Fact 3: Reality Testing is one of the best tools to help me decide between self care or self harm. However, I made the mistake of asking peers, colleagues, friends, and family for help with this in the past. Let’s just say that ruined many relationships and added more damage to my reputation. But this is not something I can do for myself.
Fact 4: In times of stress + flashbacks + triggers, etc., I experience an increase in symptoms. Increase in symptoms lead to shame spirals and OCD behavior. OCD behavior = uncontrollable urges to hurt myself (not others) to relieve the anxiety
What is the solution, you ask?
- Therapy with a trauma specialist I trust
- Calls to a crisis hotline with volunteers who listen with acceptance, respect, and empathy and are trained to offer support – not counseling – or coping strategies or just be there in the moment
- Talking with a spiritual mentor I trust
- Learning about other types of coping strategies from workshops and group sessions.
Being confident to acknowledge I am smart enough to know I don’t know everything and don’t want to know everything. That takes away the mystery and beauty of life’s journey.
Trust – or Lack of It – vs Fear of Myself
I don’t trust myself to make good choices when under certain kinds of stress. All parts of me feel this way.
That ability requires knowledge we don’t have, but others do have. It’s an opportunity for us to learn, practice, make mistakes, and experience success in a safe space
…once all parts of me find someone willing to do this with us.

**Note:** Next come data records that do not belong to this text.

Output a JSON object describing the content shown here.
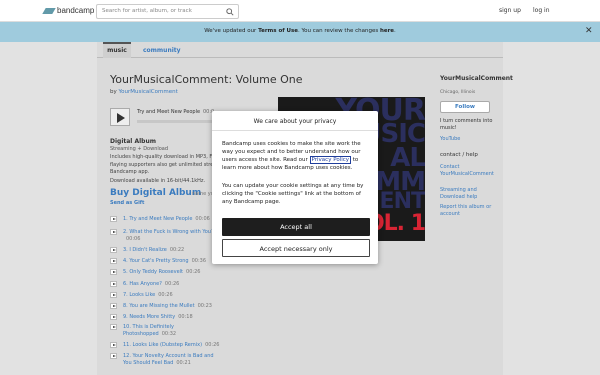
{
  "header": {
    "logo_text": "bandcamp",
    "search_placeholder": "Search for artist, album, or track",
    "signup": "sign up",
    "login": "log in"
  },
  "banner": {
    "text_before": "We've updated our",
    "terms_link": "Terms of Use",
    "text_middle": ". You can review the changes",
    "here_link": "here",
    "text_after": "."
  },
  "tabs": {
    "music": "music",
    "community": "community"
  },
  "album": {
    "title": "YourMusicalComment: Volume One",
    "by": "by",
    "artist": "YourMusicalComment",
    "now_playing": "Try and Meet New People",
    "now_time": "00:0",
    "digital_heading": "Digital Album",
    "digital_sub": "Streaming + Download",
    "description_lines": [
      "Includes high-quality download in MP3, FL",
      "flaying supporters also get unlimited strea",
      "Bandcamp app."
    ],
    "availability": "Download available in 16-bit/44.1kHz.",
    "buy_label": "Buy Digital Album",
    "buy_price": "name yo",
    "gift_label": "Send as Gift"
  },
  "tracks": [
    {
      "title": "1. Try and Meet New People",
      "duration": "00:06"
    },
    {
      "title": "2. What the Fuck is Wrong with You?",
      "duration": "00:06"
    },
    {
      "title": "3. I Didn't Realize",
      "duration": "00:22"
    },
    {
      "title": "4. Your Cat's Pretty Strong",
      "duration": "00:36"
    },
    {
      "title": "5. Only Teddy Roosevelt",
      "duration": "00:26"
    },
    {
      "title": "6. Has Anyone?",
      "duration": "00:26"
    },
    {
      "title": "7. Looks Like",
      "duration": "00:26"
    },
    {
      "title": "8. You are Missing the Mullet",
      "duration": "00:23"
    },
    {
      "title": "9. Needs More Shitty",
      "duration": "00:18"
    },
    {
      "title": "10. This is Definitely Photoshopped",
      "duration": "00:32"
    },
    {
      "title": "11. Looks Like (Dubstep Remix)",
      "duration": "00:26"
    },
    {
      "title": "12. Your Novelty Account is Bad and You Should Feel Bad",
      "duration": "00:21"
    }
  ],
  "artwork": {
    "lines": [
      "YOUR",
      "MUSIC",
      "AL",
      "COMM",
      "ENT",
      "VOL. 1"
    ]
  },
  "sidebar": {
    "band_name": "YourMusicalComment",
    "location": "Chicago, Illinois",
    "follow": "Follow",
    "bio": "I turn comments into music!",
    "youtube": "YouTube",
    "contact_heading": "contact / help",
    "contact_link": "Contact YourMusicalComment",
    "streaming_help": "Streaming and Download help",
    "report": "Report this album or account"
  },
  "modal": {
    "title": "We care about your privacy",
    "p1_before": "Bandcamp uses cookies to make the site work the way you expect and to better understand how our users access the site. Read our",
    "privacy_link": "Privacy Policy",
    "p1_after": "to learn more about how Bandcamp uses cookies.",
    "p2": "You can update your cookie settings at any time by clicking the \"Cookie settings\" link at the bottom of any Bandcamp page.",
    "accept_all": "Accept all",
    "accept_necessary": "Accept necessary only"
  }
}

That is where long term counseling or therapy (trauma specialist for me, but some other generalist or specialist for you?) come into play.

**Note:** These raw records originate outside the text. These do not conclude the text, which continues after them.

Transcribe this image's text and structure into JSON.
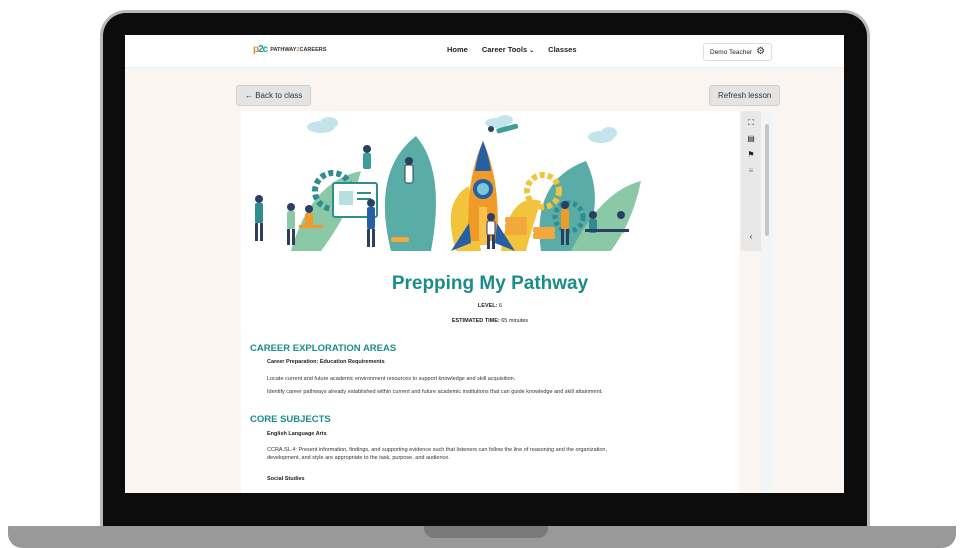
{
  "nav": {
    "logo_mark_p": "p",
    "logo_mark_2c": "2c",
    "logo_word1": "PATHWAY",
    "logo_word2": "2",
    "logo_word3": "CAREERS",
    "links": [
      "Home",
      "Career Tools",
      "Classes"
    ],
    "career_tools_caret": "⌄",
    "user_label": "Demo Teacher",
    "user_icon": "gear-icon"
  },
  "toolbar": {
    "back_label": "← Back to class",
    "refresh_label": "Refresh lesson"
  },
  "side_tools": {
    "icons": [
      "expand-icon",
      "notes-icon",
      "flag-icon",
      "text-icon",
      "collapse-chevron-icon"
    ],
    "glyphs": [
      "⛶",
      "▤",
      "⚑",
      "≡",
      "‹"
    ]
  },
  "lesson": {
    "title": "Prepping My Pathway",
    "level_label": "LEVEL:",
    "level_value": "6",
    "time_label": "ESTIMATED TIME:",
    "time_value": "65 minutes",
    "sections": [
      {
        "heading": "CAREER EXPLORATION AREAS",
        "subheading": "Career Preparation: Education Requirements",
        "paragraphs": [
          "Locate current and future academic environment resources to support knowledge and skill acquisition.",
          "Identify career pathways already established within current and future academic institutions that can guide knowledge and skill attainment."
        ]
      },
      {
        "heading": "CORE SUBJECTS",
        "subheading": "English Language Arts",
        "paragraphs": [
          "CCRA.SL.4: Present information, findings, and supporting evidence such that listeners can follow the line of reasoning and the organization, development, and style are appropriate to the task, purpose, and audience."
        ]
      }
    ],
    "next_subheading": "Social Studies"
  },
  "colors": {
    "accent": "#1a8d8a",
    "brand_orange": "#e5852c",
    "page_bg": "#fbf5f1"
  }
}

In times of great need (like now), I have weekly sessions with my counselor. In times of decreased symptoms, I visit once a month or once every other month.
Between those extremes, session frequency varies.
Throughout that process, I continue to learn and utilize outside sources.
My dependency comes from a need to test reality with someone I trust – a professional who understands my concerns and can teach me how to navigate them so that eventually I trust my judgement and can make good choices on my own.
So yes, I am dependent on my therapist and the hotline for specific kinds of support and education because I don’t trust myself to do that work on my own yet. They are my safety net.
So no, I am not in a co-dependent relationship (something I question often and fear getting into with anyone) with my therapist. Every session ends with me learning something or resolving an inner conflict that allows me to move (not always forward) instead of stay stuck in my rut. Movement eventually creates progress – at least for me it does.
Therapy as a Tool
All in all, I do believe therapy is a useful tool when used for a specific purpose.
It’s up to the individual or individuals engaging in a therapeutic relationship, with mental health professionals to do the hard work that gets results. They need to trust each other to make the relationship work in a way that allows the individual(s) to learn/grow/see results.
Reflection question: What would your purpose be for starting/continuing/stopping therapy and why?
Thanks for reading